Pakistani diplomat Zamir Akram said some countries have “lagged behind” in acting to curb incitement, despite international calls to do so after a spate of Quran-burnings in Europe last year.

Attacks based on religion are rising around the world, diplomats heard. Mr Akram, a UN human rights envoy and former Pakistani representative on the council, said provocateurs had “significant room to manoeuvre”.

While last year's public stunts in Sweden and Denmark were widely condemned, views differ on whether to punish such acts as criminal offences. Egypt and Pakistan on Friday sided with calls for tougher laws.

A UN free-speech champion said burnings of the Quran were “deplorable acts” but urged countries to be cautious in turning to criminalisation and consider other measures to promote tolerance.

The UAE called on countries to “recognise that hate speech and extremism can lead to violence and conflict”. It told the council in Geneva of “a need to strengthen respect, tolerance and peaceful coexistence among religions”.

Saudi Arabia said freedom of expression "should not be used inappropriately" and religions should be respected as a matter of human rights.

Mr Akram said the burning of religious texts “has a dangerous past and often is a precursor to violent crimes”.

“Combating religious hate is not about protecting a religion,” he said. "It is about protecting the people who pursue that faith from the human rights impacts of unchecked hate."

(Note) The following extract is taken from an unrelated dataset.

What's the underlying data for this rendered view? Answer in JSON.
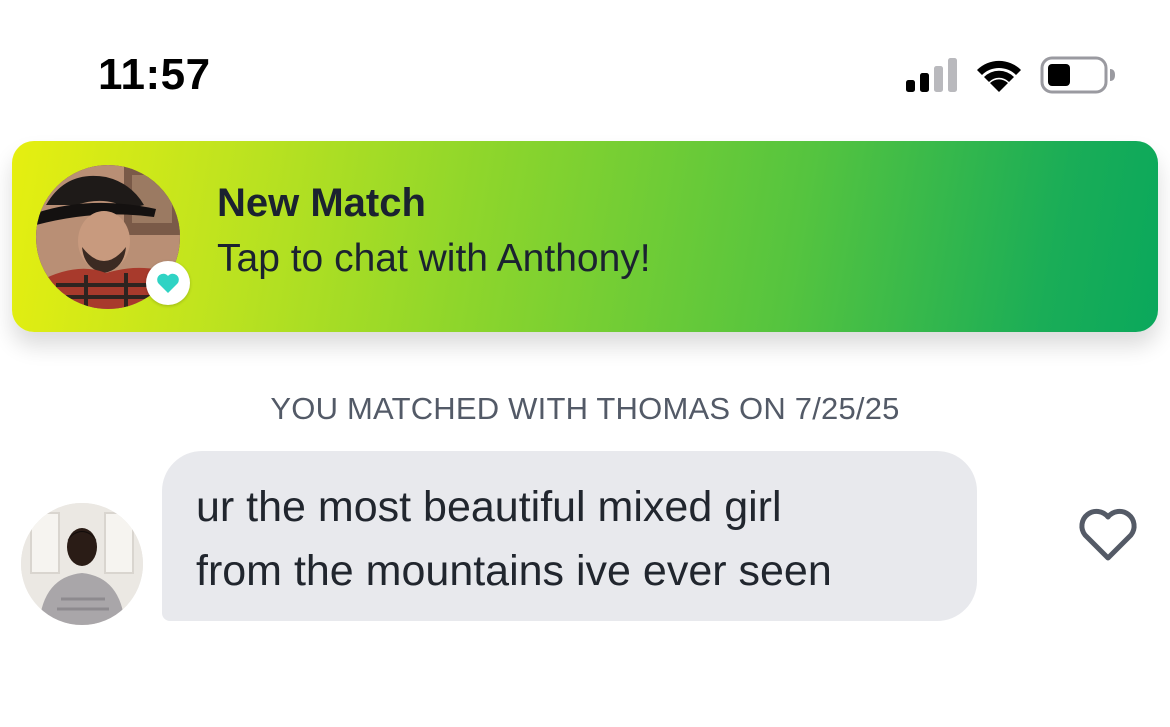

The council last year issued a call, supported by the UAE, calling on states to speak out against the burning of sacred texts and punish acts amounting to “incitement to discrimination, hostility or violence”.

It was opposed by the US and some European powers but Denmark has since passed a law making it illegal to burn holy books in public. Sweden is reviewing its laws after last year's spate of Quran-burnings soured its relations with Muslim countries.

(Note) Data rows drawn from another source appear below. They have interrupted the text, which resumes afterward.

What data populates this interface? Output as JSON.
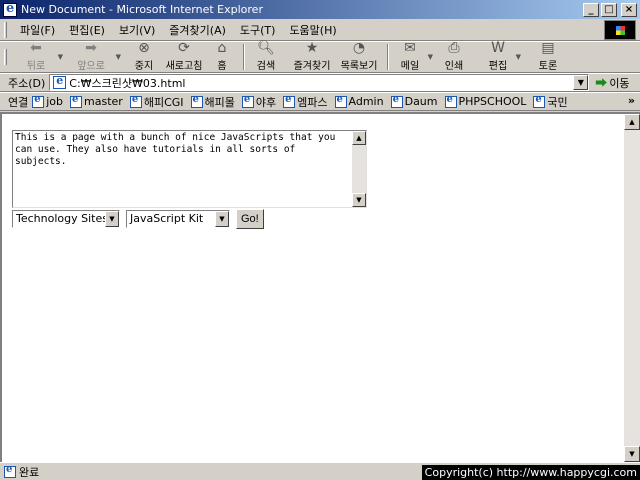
{
  "window": {
    "title": "New Document - Microsoft Internet Explorer",
    "min": "_",
    "max": "□",
    "close": "×"
  },
  "menu": {
    "items": [
      "파일(F)",
      "편집(E)",
      "보기(V)",
      "즐겨찾기(A)",
      "도구(T)",
      "도움말(H)"
    ]
  },
  "toolbar": {
    "back": "뒤로",
    "forward": "앞으로",
    "stop": "중지",
    "refresh": "새로고침",
    "home": "홈",
    "search": "검색",
    "favorites": "즐겨찾기",
    "history": "목록보기",
    "mail": "메일",
    "print": "인쇄",
    "edit": "편집",
    "discuss": "토론"
  },
  "address": {
    "label": "주소(D)",
    "value": "C:₩스크린샷₩03.html",
    "go": "이동"
  },
  "links": {
    "label": "연결",
    "items": [
      "job",
      "master",
      "해피CGI",
      "해피몰",
      "야후",
      "엠파스",
      "Admin",
      "Daum",
      "PHPSCHOOL",
      "국민"
    ],
    "more": "»"
  },
  "page": {
    "textarea": "This is a page with a bunch of nice JavaScripts that you can use. They also have tutorials in all sorts of subjects.",
    "select1": "Technology Sites",
    "select2": "JavaScript Kit",
    "go_button": "Go!"
  },
  "status": {
    "text": "완료",
    "copyright": "Copyright(c) http://www.happycgi.com"
  }
}
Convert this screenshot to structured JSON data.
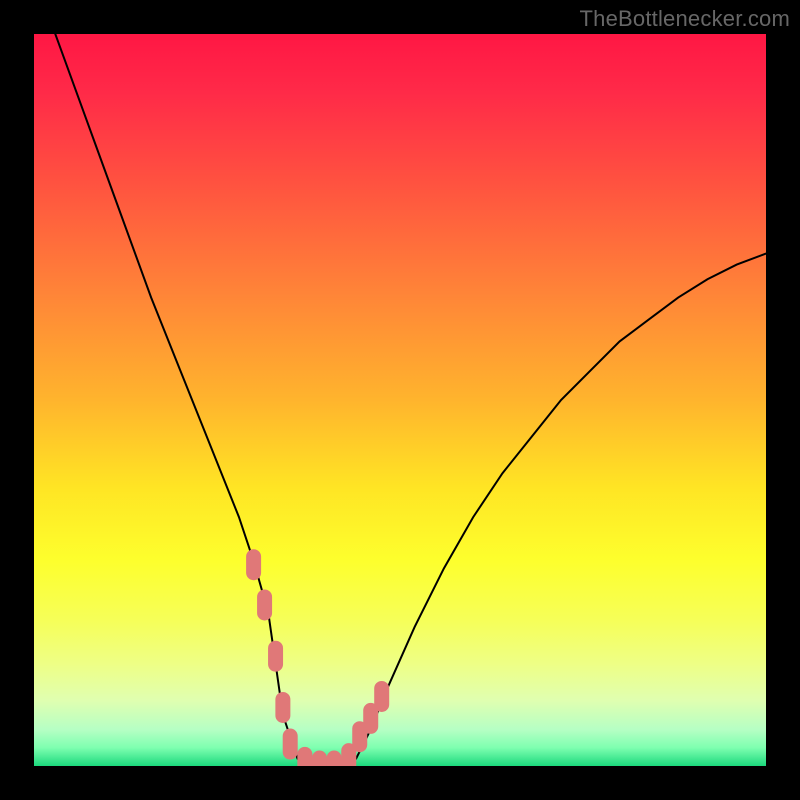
{
  "watermark": "TheBottlenecker.com",
  "colors": {
    "frame": "#000000",
    "watermark": "#676767",
    "curve": "#000000",
    "marker_fill": "#e07878",
    "marker_stroke": "#d86a6a",
    "gradient_stops": [
      {
        "offset": 0.0,
        "color": "#ff1744"
      },
      {
        "offset": 0.08,
        "color": "#ff2a48"
      },
      {
        "offset": 0.2,
        "color": "#ff5140"
      },
      {
        "offset": 0.35,
        "color": "#ff8338"
      },
      {
        "offset": 0.5,
        "color": "#ffb42d"
      },
      {
        "offset": 0.62,
        "color": "#ffe524"
      },
      {
        "offset": 0.72,
        "color": "#fdff2d"
      },
      {
        "offset": 0.8,
        "color": "#f6ff58"
      },
      {
        "offset": 0.86,
        "color": "#eeff85"
      },
      {
        "offset": 0.91,
        "color": "#e0ffb0"
      },
      {
        "offset": 0.95,
        "color": "#b6ffc4"
      },
      {
        "offset": 0.975,
        "color": "#7effb0"
      },
      {
        "offset": 1.0,
        "color": "#1cd97d"
      }
    ]
  },
  "chart_data": {
    "type": "line",
    "title": "",
    "xlabel": "",
    "ylabel": "",
    "xlim": [
      0,
      100
    ],
    "ylim": [
      0,
      100
    ],
    "series": [
      {
        "name": "bottleneck-curve",
        "x": [
          0,
          4,
          8,
          12,
          16,
          20,
          24,
          28,
          30,
          32,
          33,
          34,
          36,
          38,
          40,
          42,
          44,
          46,
          48,
          52,
          56,
          60,
          64,
          68,
          72,
          76,
          80,
          84,
          88,
          92,
          96,
          100
        ],
        "values": [
          108,
          97,
          86,
          75,
          64,
          54,
          44,
          34,
          28,
          21,
          14,
          7,
          1,
          0,
          0,
          0,
          1,
          5,
          10,
          19,
          27,
          34,
          40,
          45,
          50,
          54,
          58,
          61,
          64,
          66.5,
          68.5,
          70
        ]
      }
    ],
    "markers": {
      "name": "highlighted-points",
      "x": [
        30.0,
        31.5,
        33.0,
        34.0,
        35.0,
        37.0,
        39.0,
        41.0,
        43.0,
        44.5,
        46.0,
        47.5
      ],
      "values": [
        27.5,
        22.0,
        15.0,
        8.0,
        3.0,
        0.5,
        0.0,
        0.0,
        1.0,
        4.0,
        6.5,
        9.5
      ]
    }
  }
}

Mr Akram said the “case for specific prohibition is strong” as he warned a lack of action to tackle the problem could lead to a “breakdown of consensus”.

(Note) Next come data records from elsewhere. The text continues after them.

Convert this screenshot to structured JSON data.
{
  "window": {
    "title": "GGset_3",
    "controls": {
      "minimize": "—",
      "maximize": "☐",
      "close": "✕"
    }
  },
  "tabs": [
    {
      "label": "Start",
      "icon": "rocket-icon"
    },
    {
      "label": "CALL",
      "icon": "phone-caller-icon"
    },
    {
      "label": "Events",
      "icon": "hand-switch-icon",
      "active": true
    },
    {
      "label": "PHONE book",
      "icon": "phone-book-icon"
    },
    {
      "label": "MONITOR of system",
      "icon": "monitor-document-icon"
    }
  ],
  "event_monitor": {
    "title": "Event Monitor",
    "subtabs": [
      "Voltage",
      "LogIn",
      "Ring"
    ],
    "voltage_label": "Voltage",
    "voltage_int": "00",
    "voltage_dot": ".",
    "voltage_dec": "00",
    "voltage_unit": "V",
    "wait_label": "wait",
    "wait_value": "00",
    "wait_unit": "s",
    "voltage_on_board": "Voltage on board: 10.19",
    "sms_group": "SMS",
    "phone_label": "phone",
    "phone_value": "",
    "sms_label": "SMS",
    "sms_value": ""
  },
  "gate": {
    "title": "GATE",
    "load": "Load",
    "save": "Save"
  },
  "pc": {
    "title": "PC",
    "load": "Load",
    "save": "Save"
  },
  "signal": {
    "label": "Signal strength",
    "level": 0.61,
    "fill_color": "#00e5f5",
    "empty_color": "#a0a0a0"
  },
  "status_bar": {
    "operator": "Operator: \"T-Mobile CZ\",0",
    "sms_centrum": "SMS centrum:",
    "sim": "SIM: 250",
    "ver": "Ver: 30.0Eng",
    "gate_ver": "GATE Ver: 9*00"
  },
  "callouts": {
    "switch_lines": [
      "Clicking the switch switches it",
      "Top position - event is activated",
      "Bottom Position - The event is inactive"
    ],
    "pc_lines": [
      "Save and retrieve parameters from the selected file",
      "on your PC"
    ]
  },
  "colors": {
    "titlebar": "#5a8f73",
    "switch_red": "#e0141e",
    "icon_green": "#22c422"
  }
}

“The international consensus to combat hatred based on religion stands on thin ice based on differences in ideological approaches,” he said.

“The thresholds generally identified to test incitement levels have been set so high that hate speakers have significant room to manoeuvre.”

Volker Turk, the UN's High Commissioner for Human Rights, said displays of contempt for religious texts were “often fed by a deeper pool of misperceptions and discrimination”.

Irene Khan, UN special rapporteur for freedom of expression and opinion, similarly described burnings of the Quran as “deplorable acts” that “must be condemned”.

However, she said hatred “cannot be eliminated by legal prohibition alone” and urged politicians to play their part by speaking out and not pouring fuel on the fire in a bumper year of elections around the world.

“Criminalisation is necessary in the most egregious cases but should be used with caution as it can be counter-productive,” she said.

“States must adopt a range of social policies and programmes to promote diversity, tolerance and respect for human rights and the rule of law.”

Updated: March 08, 2024, 1:36 PM